Before we got married, my wife and I visited a friend in the US. We planned the trip online, booking accommodation in two other areas (a small town in Vermont and also in Kennebunkport in Maine) wanting to see as much of New England as we could. Arriving at Heathrow for our flight, we were excited about the trip ahead.
With the twelve hour flight completed, we stepped off the plane and met Judd, our friend, in arrivals. Although we were a little tired, the fact that it was still mid afternoon in Boston and, the aroma of a fresh coffee, imbued us sufficiently with the energy to complete the final stage of our outbound travel.
We said our goodbyes to Judd and set off for our first stop: Kennebunkport, Maine. Although we had chosen to travel at the time of year just prior to the renowned "fall" season of mid September, we were still hopeful we would bear witness to the changing colours and tones in the scenery. We headed up the interstate, leaving the downtown area of Boston. Into the open country of rural Massachusetts; an overwhelming feeling of freedom came over us. We have traveled extensively in the UK by car and the experience wasn't always so enthralling. So it was quite amazing to feel so liberated in the knowledge that we had a 2 hour drive ahead of us.
It's so true, that old cliche - "everything in the states is so big".....it just is; wide open spaces, large portions, tall buildings. Everything is done on a much bigger scale. Despite this, we felt very cosy when we arrived in our bed and breakfast. We would be there for two nights, my recollection is a little hazy on details, but we seemed to get into a state of relaxation extremely quickly.
Maine is situated to the north of Massachusetts and it likewise has a coastline to the east. The wild Atlantic ocean stretching as far as the eye can see. The next landmass being that of home; dear old blighty. We hugged the ocean road for many miles, stopping to brace the wind that came back. Our next stop would be Westwards and to the neighbouring state of Vermont.
Our journey to Vermont was through mile after mile of forested landscape. Pine trees created a blanket of green that contracted with the almost clear blue skies above.

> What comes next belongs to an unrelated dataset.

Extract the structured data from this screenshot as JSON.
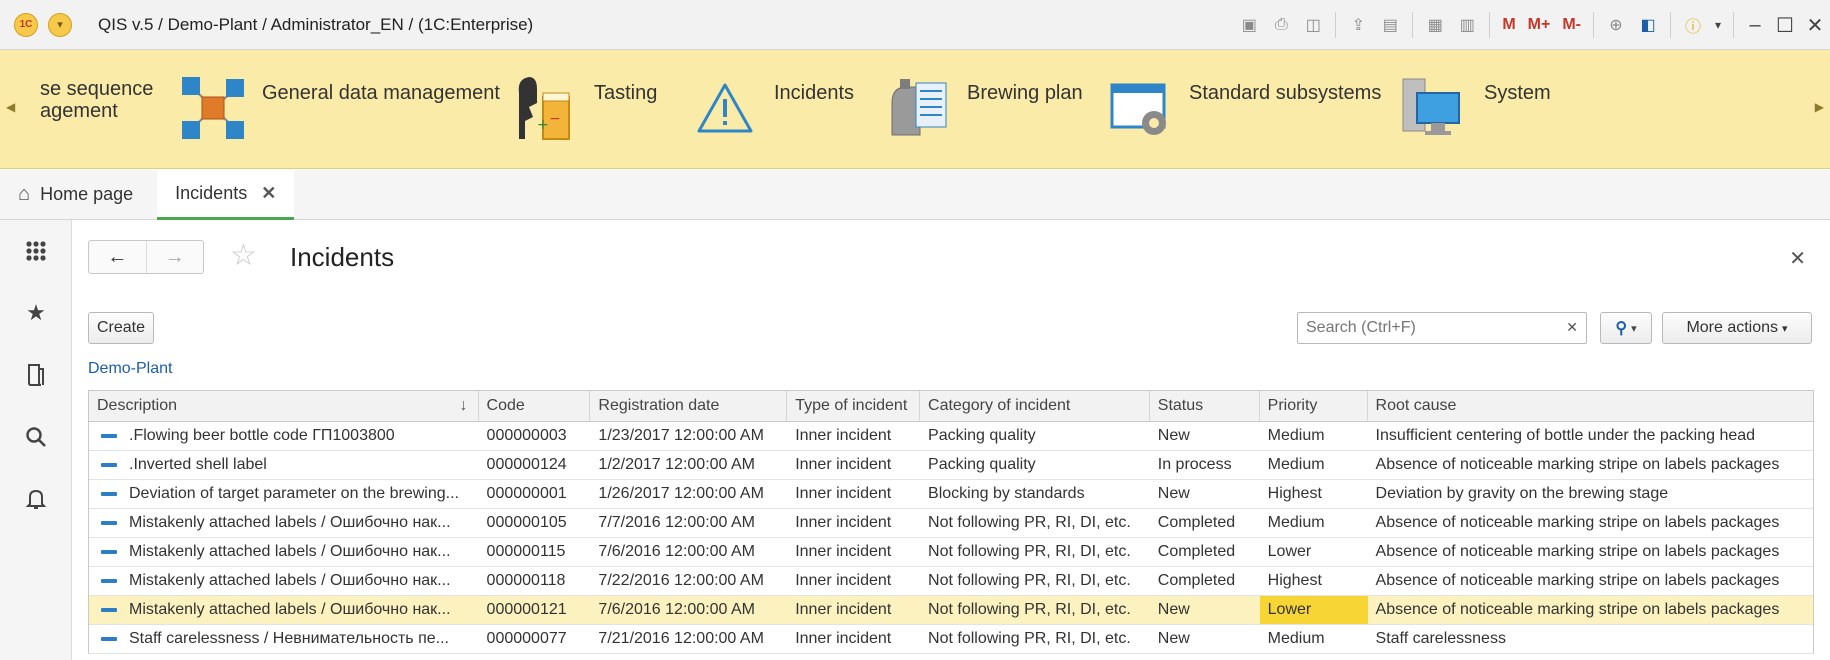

Colours so vibrant they could almost have been made by felt tip pen. A Victorian B&B was our staging post here. Its owners had paid remarkable attention to details when furnishing the rooms. Our room had a bed that we almost needed a stepladder to ascend to; an authentic wrought iron roll top bath that stood freely in the middle of the bathroom. We were made to feel right at home by our hosts, receiving close attention as we were the only guests at the time.
Vermont is the birthplace of the now global brand of ice cream, Ben and Jerry’s, and we felt it incumbent of us to pay a visit to the factory where it all began. As children of the 70s, we did kind of feel like we were stepping into the pages of that great Roald Dahl book, "Charlie and the Chocolate Factory"; the rooms were garishly painted; it was a hive of activity and there were lots of opportunities to taste the different flavoured ice creams being produced; Cherry Garcia (named after the grateful dead singer, Gerry) and Phish food (named after the band of the same name).
We returned to Boston, where we stayed in Judd's apartment for another few days, taking the opportunity to visit the JFK memorial library. This has a reconstructed oval office with the desk that was actually in the White House at the time of his presidency, and also a small cutter that the keen sailor had used in his early years before coming to power.
This holiday will always have great memories for us. It was such a different time in our lives - a time that we always look back on with such fondness.
We will return one day, hopefully with the children that now fill our lives so fully.